Online, the good guys and the bad guys are often the same people on different days. Conventional wisdom among the cyberati seems to be that there are no whitehat or blackhat hackers, only hackers. And yet there are self-enforced rules that everyone seems to tacitly agree on. Bad things happen, of course, but communities rises in outrage against these things. On the whole, the good tends to overwhelm the bad.
Humanity, for me, comes into sharp focus when people gather and discuss. The people carve out a place in the midst of the great machines of industry and government. They almost instinctively step out of the way of these giants and gather somewhere outside the realm of convention and order. It’s been coffee houses, parlours, and saloons in the past.
Today, the online forum is the single most notable gathering place for ideas and conversation. What could be more human than people reaching across time and space to discuss their interests, ambitions, hopes, dreams, fears… Friendships are forged, information shared, and movements started in these quiet corners of the web. Look at memes! I can’t think of anything more human than that: a simple visual joke pattern that can be replicated and repeated ad nauseum.
From cave paintings to Roman graffiti, it’s somewhere in human nature to try to make a quick, often vulgar joke and share it. I guess what I’m saying is this: people love to talk about the Internet as though it has changed us. I don’t believe it has. It’s just given us a new place to be ourselves. And, if anything, it has improved us by allowing us access to more information and more people. Humanity is the same as it’s always been. Now it just has Google to tell it to be or not to be.

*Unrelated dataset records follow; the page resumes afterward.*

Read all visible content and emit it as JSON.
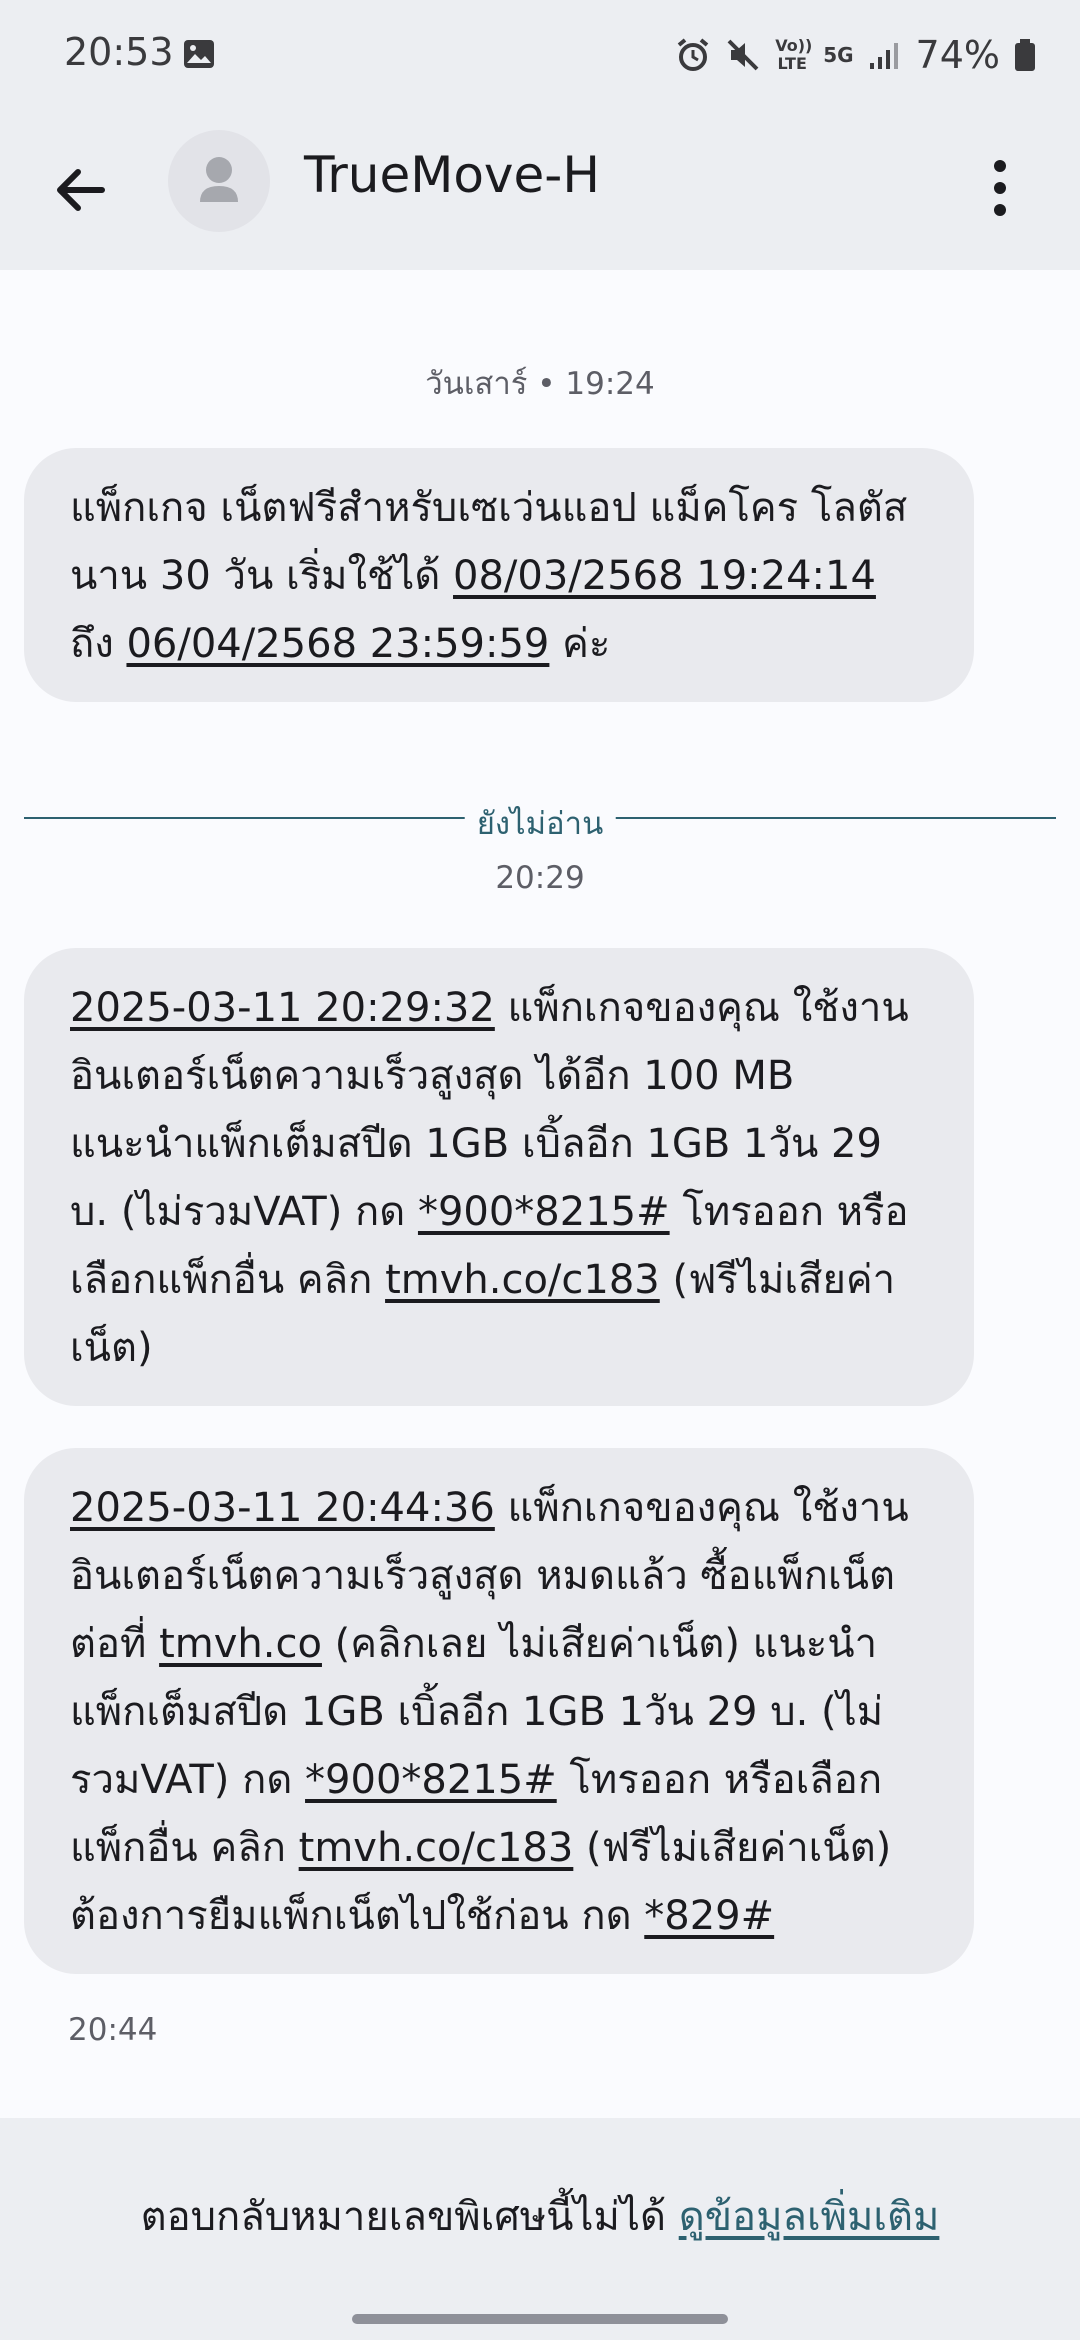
{
  "status_bar": {
    "time": "20:53",
    "battery": "74%",
    "network": "5G",
    "volte": "Vo)) LTE"
  },
  "header": {
    "contact": "TrueMove-H",
    "back_icon": "arrow-left-icon",
    "menu_icon": "more-vertical-icon"
  },
  "conversation": {
    "day_stamp": "วันเสาร์ • 19:24",
    "message1": {
      "t1": "แพ็กเกจ เน็ตฟรีสำหรับเซเว่นแอป แม็คโคร โลตัส นาน 30 วัน เริ่มใช้ได้ ",
      "l1": "08/03/2568 19:24:14",
      "t2": " ถึง ",
      "l2": "06/04/2568 23:59:59",
      "t3": " ค่ะ"
    },
    "unread_label": "ยังไม่อ่าน",
    "unread_time": "20:29",
    "message2": {
      "l1": "2025-03-11 20:29:32",
      "t1": " แพ็กเกจของคุณ ใช้งานอินเตอร์เน็ตความเร็วสูงสุด ได้อีก 100 MB แนะนำแพ็กเต็มสปีด 1GB เบิ้ลอีก 1GB 1วัน 29 บ. (ไม่รวมVAT) กด ",
      "l2": "*900*8215#",
      "t2": " โทรออก หรือเลือกแพ็กอื่น คลิก ",
      "l3": "tmvh.co/c183",
      "t3": " (ฟรีไม่เสียค่าเน็ต)"
    },
    "message3": {
      "l1": "2025-03-11 20:44:36",
      "t1": " แพ็กเกจของคุณ ใช้งานอินเตอร์เน็ตความเร็วสูงสุด หมดแล้ว ซื้อแพ็กเน็ตต่อที่ ",
      "l2": "tmvh.co",
      "t2": " (คลิกเลย ไม่เสียค่าเน็ต) แนะนำแพ็กเต็มสปีด 1GB เบิ้ลอีก 1GB 1วัน 29 บ. (ไม่รวมVAT) กด ",
      "l3": "*900*8215#",
      "t3": " โทรออก หรือเลือกแพ็กอื่น คลิก ",
      "l4": "tmvh.co/c183",
      "t4": " (ฟรีไม่เสียค่าเน็ต) ต้องการยืมแพ็กเน็ตไปใช้ก่อน กด ",
      "l5": "*829#"
    },
    "last_time": "20:44"
  },
  "footer": {
    "notice": "ตอบกลับหมายเลขพิเศษนี้ไม่ได้ ",
    "link": "ดูข้อมูลเพิ่มเติม"
  },
  "colors": {
    "accent": "#2d6170",
    "bubble": "#e9eaee",
    "chrome": "#eceef2"
  }
}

How did carrying out research for this book and writing it change your ordinary life, if it has?
LC: I wish I could say that it made me an expert on technology. It didn’t. If anything, it made me realize just how much I have left to learn. Every time I’m online now, I’m absolutely awed by the amount of brainpower that had to go into all of it, by how much collaboration and cooperation it takes to keep it all working. I look over code, and I am floored by the intricacy of it all: a symphony of human effort and concentration. I only understand about 5% of it.
Sometimes, my ignorance gives me pause— what are they doing with my information? am I being tracked? that sort of thing… Most of the time, however, it fills me with this immense hope. Look at what we, collectively, did! People came together to create this amazing thing, and now people contribute constantly to it and build it up with their own experiences, stories, and hobbies. I’m so glad to be alive at a time when I can watch it all unfold. It’s truly incredible.
A member of the Notre Dame faculty since 1997, Carolyn Nordstrom is an anthropologist at home in lecture hall and war zone alike. She studies wars, the illegal drug trade, gender relationships, and war profiteering. Her research has made her an eyewitness and scholar of worldwide urban and rural battlefields as well as of the shadowy worlds of diamond, drug, and arms and smuggling. In addition to her teaching and lecturing, she was recently awarded John D. and Catherine T. MacArthur and John Simon Guggenheim Fellowships and has written dozens of articles and several books including “Global Outlaws: Crime, Money, and Power in the Contemporary World,” “Shadows of War: Violence, Power, and International Profiteering in the 21st Century,” “A Different Kind of War Story,” “Fieldwork Under Fire: Contemporary Stories of Violence and Survival,” and “The Paths to Domination, Resistance, and Terror.”
Lisa Carlson wrote “Cyber Shadows” while studying anthropology at the University of Notre Dame. She has since graduated and moved to New York, where she now works in digital television.